Me (the human Google): I tell myself: “Ah! You liked nodryclean.com because you never came back to my search results page. Good. I will remember that and next time someone enters the phrase “dry cleaners environmentally friendly” into my search bar, I will move nodryclean.com up a notch of my results page, to position 3.”
The above scenario is obviously a rudimentary simplification of how Google works, but the essence of how it works is there, which can be summarized as follows:
- When you click on the back arrow of your browser, Google treats this as a negative experience and uses that information to move the site you just visited down in the search results pages.
- When you don’t click on the back arrow, or if enough time has passed before you click on the back arrow, Google treats this as a positive experience and uses that information to move the site you just visited up in the search results pages.
Obviously there’s more to it than this, and the process that Google uses to move sites up or down on the search results page takes time and involves a lot of variables. But the main point is that you need to create content that provides something of value to real humans, so that they stay on your site and don’t click on the back arrow. Because if they click the back arrow, it’s like death to your website: Google will remember this and demote your site, and your site will never make it even close to page 1 of the search results page. And if you are not on either page 1 or 2 of Google’s search results page, how likely will someone find your site, if lets say you are on page 10? Don’t kid yourself. Never.
So this takes me to the second concept:
If you build a website, they won’t come
A lot people think that once they build their website, they are done with online marketing stuff and that leads will just appear, like magic.
Well, it doesn’t work that way. You have to get them there. They aren’t going to just magically find you online. Maybe your current customers will find you online, and maybe your mommy will too, but so what? They already know you. What you need to focus on is being discovered online by total strangers. And these strangers need to find you by searching for terms and phrases that match your industry, expertise, or whatever it is that you are trying to sell.
Let’s use an example: Lets say you own a dry cleaners called Dry Cleaners R Us in Wilmington NC. Your website is drycleanersrus.com. How likely is a total stranger (that doesn’t even know your business exists) going to enter “dry cleaners r us” into the Google search bar? Not a chance. But how likely will a total stranger enter “dry cleaners wilmington” into the search bar? Highly likely.
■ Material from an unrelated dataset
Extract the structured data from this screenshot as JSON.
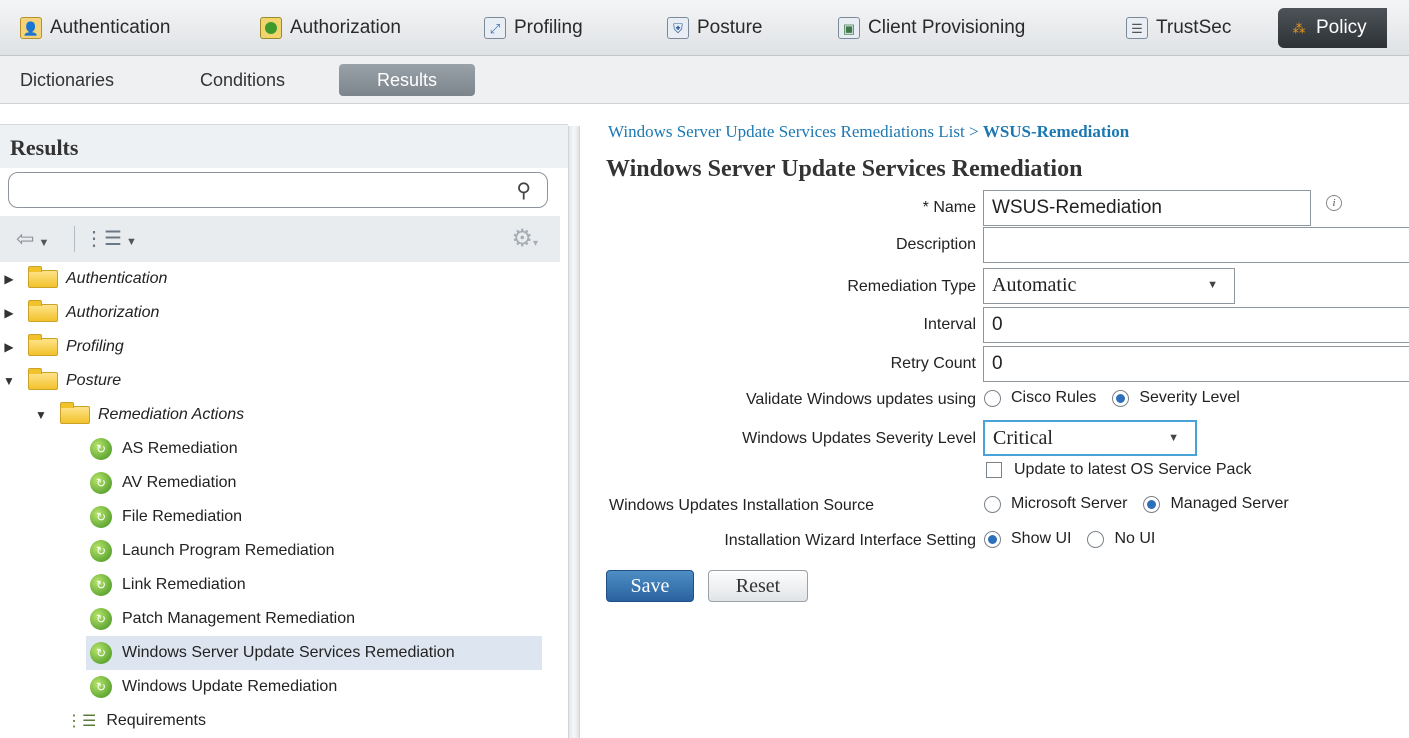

So your objective is to show up on page 1 of Google’s search results page for the search phrase “dry cleaners wilmington” and similar phrases. And to get on page 1, you have to have enough high quality content for Google to notice and put you there. Remember the first concept we discussed earlier in this article? Yep, this is where it fits with your website strategy.
You have to create a lot of high quality content in order to rank organically, which means going beyond just building a few static pages that never change. It means creating helpful articles that solve your potential customers’ (i.e., total strangers) questions and problems. Typically this is done via blog articles, but it doesn’t have to be. It can be other types of content: photos, video, etc.
Point is: don’t just create a brochure website. That won’t get you very far nowadays. If you merely create a basic website with 4 or 5 pages and just stop there, it won’t drive any meaningful organic leads to you. Yes, creating content is painful, but the long-term effects of organic search far outstrips paid search, pays dividends for a very long time, and doesn’t stop producing the minute you stop putting coins in the AdWords meter.
It doesn’t happen overnight or by magic. It takes real effort to come up with content, but it’s well worth the wait if you put the time in, are diligent, and—most importantly—patient.